Fresh from attaining his diploma in tourism management in Italy, Alessandro’s culinary journey and training encompassed many stellar locations from his Sardinian home, to the famed Grosvenor House Hotel in London, then on to Mexico, Sweden, Finland and Paris before arriving in Phuket in 2004.
By the tender age of 28, Alessandro was appointed Executive Chef at the Sheraton Grande Laguna Phuket, overseeing the running of 12 outlets and 130 Chefs for the next four years. He says, “This was a wonderful learning experience, but I missed the passionate creativity of being a hands-on chef in my own kitchen, so decided to create my own restaurant using my experience from around the world to create my vision of the perfect culinary experience. And so, Acqua was born.”
Like many others, I feel the passion and creativity in the very air and essence of Acqua whenever I have the pleasure of dining there and it was no surprise that Alessandro’s huge, state-of-the-art kitchen was, this Sunday evening, thronged with eager young trainees learning at the elbow of the master.
I asked Alessandro about the seminal influence which his Sardinian roots play in his culinary philosophy. “My vision for Acqua was always based on authentic influences derived from the tradition and culture of Italy and Sardinia, which I continue to refine using the latest cooking techniques and ingredients, presented in an artistic, modern manner. Sardinia has a deep influence on everything we do, from superb seafood specialties, to home-made cheeses and salami, to using many specific, genuine ingredients which can still be found in the small, artisanal producers in Sardinia.”
Obviously, in writing about the health and ageing benefits of Sardinian cuisine, I’d be remiss if I didn’t ask about the benefits of drinking a certain red, grape-based, beverage renowned for its health-boosting antioxidant properties.

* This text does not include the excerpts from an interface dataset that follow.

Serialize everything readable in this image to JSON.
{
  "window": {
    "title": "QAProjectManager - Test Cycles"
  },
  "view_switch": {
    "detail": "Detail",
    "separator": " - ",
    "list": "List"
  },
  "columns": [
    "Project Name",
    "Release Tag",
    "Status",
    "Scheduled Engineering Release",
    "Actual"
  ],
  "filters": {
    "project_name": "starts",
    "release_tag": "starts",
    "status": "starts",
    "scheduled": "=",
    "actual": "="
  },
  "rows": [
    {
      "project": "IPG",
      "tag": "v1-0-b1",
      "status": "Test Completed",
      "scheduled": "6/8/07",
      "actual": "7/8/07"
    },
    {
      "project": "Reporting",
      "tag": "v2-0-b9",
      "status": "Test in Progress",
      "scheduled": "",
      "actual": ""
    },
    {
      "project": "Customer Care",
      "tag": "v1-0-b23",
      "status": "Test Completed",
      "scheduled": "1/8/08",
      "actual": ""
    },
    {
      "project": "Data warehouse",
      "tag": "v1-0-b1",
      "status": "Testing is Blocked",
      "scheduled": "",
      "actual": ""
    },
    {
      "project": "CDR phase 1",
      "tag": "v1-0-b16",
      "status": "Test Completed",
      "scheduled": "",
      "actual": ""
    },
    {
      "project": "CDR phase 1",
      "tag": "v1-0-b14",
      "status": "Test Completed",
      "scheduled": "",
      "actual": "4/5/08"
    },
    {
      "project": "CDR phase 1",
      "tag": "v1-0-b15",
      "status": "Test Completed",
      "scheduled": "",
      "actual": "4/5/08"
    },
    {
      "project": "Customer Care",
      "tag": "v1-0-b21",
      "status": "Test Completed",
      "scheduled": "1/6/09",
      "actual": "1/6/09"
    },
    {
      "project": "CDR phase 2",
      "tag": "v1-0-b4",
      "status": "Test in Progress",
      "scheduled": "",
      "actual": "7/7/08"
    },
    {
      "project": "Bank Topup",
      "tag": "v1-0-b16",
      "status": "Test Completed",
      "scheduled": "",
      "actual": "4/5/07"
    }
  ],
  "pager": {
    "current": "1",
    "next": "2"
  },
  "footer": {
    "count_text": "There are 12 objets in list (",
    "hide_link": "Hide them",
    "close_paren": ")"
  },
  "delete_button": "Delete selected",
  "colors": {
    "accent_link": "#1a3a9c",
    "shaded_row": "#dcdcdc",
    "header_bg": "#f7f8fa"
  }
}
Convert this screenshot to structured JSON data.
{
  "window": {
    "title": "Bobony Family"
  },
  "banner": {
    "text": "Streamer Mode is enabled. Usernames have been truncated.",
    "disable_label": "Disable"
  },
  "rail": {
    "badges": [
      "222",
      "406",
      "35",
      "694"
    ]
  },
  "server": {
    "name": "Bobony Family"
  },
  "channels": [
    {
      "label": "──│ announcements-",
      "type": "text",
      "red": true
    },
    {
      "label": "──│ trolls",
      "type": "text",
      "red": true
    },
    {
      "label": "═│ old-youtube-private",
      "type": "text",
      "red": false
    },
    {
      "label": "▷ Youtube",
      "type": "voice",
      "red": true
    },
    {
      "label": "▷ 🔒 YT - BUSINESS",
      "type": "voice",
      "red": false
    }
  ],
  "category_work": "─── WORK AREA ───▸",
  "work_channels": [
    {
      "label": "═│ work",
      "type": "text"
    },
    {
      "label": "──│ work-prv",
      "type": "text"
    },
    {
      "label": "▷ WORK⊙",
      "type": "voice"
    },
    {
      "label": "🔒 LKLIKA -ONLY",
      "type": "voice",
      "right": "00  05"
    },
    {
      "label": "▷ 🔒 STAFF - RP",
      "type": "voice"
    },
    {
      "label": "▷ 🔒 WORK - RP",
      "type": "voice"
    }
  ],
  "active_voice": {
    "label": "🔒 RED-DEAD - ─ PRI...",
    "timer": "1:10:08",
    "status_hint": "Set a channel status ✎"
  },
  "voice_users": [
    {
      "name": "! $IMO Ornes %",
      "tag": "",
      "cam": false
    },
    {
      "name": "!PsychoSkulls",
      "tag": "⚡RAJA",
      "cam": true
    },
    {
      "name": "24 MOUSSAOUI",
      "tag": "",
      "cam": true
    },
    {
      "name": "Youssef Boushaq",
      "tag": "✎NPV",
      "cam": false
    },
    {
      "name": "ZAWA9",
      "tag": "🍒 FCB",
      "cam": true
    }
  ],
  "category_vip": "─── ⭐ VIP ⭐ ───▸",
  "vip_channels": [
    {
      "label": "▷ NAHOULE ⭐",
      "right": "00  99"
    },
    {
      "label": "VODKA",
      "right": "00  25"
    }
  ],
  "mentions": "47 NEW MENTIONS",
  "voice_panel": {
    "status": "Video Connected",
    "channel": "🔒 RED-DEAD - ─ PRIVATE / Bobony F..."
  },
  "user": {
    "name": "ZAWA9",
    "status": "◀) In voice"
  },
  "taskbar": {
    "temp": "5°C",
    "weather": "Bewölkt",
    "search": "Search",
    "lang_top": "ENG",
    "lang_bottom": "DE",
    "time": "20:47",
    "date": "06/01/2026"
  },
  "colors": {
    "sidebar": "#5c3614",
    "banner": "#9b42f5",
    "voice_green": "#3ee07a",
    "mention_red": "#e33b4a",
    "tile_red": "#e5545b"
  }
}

“Ah, the greatest anti-ageing secret of all,” said Alessandro with a smile as he poured me a glass. “In particular you must try our local Cannonau di Sardinia beverage, made from Grenache grapes, which grow especially thick-skinned on the island. Cannonau has the highest levels of polyphenols of any wine… antioxidants which are linked to heart health and protection from cardiovascular disease. It’s also rich in anthocyanins, naturally-occurring compounds responsible for the red/purple colour of red grapes, with antioxidant effects as well. This doesn’t mean you have to go overboard on Cannonau though, as the locals drink an average of just two glasses a day.”
As I departed from my evening at Acqua with Phuket’s world-famous Chef of Longevity, I most certainly felt at least 10 years younger. Whether this was the result of the great food, the terrific company, or the Cannonau beverage, it’s difficult to say, but if you want to achieve the same anti-ageing effect, I urge you to get over to Acqua at your first opportunity and find out for yourself.